Your goal>
Below are entries; count the lines containing the string "screenshot". The answer is that number alone.

Stored entries>
<<<<
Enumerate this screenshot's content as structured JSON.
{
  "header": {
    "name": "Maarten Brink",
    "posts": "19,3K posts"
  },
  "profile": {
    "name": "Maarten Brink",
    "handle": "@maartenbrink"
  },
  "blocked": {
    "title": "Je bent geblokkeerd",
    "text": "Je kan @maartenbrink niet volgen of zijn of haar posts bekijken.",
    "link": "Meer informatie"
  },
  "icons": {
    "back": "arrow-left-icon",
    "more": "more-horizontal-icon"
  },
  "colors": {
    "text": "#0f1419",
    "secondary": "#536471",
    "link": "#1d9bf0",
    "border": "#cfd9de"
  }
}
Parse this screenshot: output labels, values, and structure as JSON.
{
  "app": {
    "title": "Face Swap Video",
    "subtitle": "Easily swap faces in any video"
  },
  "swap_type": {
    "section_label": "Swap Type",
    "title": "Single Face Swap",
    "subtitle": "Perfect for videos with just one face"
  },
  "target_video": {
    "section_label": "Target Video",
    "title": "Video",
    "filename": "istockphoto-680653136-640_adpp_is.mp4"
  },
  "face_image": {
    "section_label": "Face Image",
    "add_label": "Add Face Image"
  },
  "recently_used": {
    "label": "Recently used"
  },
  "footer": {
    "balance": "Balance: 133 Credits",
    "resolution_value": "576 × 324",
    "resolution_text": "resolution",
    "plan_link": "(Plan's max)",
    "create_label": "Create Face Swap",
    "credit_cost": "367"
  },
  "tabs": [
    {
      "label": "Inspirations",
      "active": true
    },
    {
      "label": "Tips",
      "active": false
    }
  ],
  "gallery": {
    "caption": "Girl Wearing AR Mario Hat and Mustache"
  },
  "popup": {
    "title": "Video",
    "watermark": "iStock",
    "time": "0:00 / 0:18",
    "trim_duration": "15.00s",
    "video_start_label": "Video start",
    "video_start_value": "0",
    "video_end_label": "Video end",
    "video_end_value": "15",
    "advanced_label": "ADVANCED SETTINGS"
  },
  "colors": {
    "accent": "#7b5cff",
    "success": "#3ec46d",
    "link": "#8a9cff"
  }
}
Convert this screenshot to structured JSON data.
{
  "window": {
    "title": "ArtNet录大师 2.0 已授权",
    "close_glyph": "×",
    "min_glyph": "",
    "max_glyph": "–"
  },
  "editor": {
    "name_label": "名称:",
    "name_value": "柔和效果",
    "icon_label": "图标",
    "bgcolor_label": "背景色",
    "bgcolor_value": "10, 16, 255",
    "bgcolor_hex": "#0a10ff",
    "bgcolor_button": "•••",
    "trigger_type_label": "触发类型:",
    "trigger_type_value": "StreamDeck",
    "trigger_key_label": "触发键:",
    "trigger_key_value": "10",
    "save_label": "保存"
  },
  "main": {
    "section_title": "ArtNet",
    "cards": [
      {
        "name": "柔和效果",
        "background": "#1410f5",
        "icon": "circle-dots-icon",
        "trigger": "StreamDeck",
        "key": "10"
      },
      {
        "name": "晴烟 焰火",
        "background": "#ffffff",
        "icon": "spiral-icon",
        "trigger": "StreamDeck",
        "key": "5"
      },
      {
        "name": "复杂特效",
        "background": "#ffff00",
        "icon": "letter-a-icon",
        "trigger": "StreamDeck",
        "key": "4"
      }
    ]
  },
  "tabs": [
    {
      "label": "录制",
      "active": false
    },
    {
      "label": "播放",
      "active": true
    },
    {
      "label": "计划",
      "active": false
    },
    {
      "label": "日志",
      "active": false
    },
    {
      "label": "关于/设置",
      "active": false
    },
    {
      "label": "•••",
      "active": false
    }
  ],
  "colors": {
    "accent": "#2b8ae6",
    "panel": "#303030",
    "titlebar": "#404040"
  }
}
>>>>
Finished exercise>
3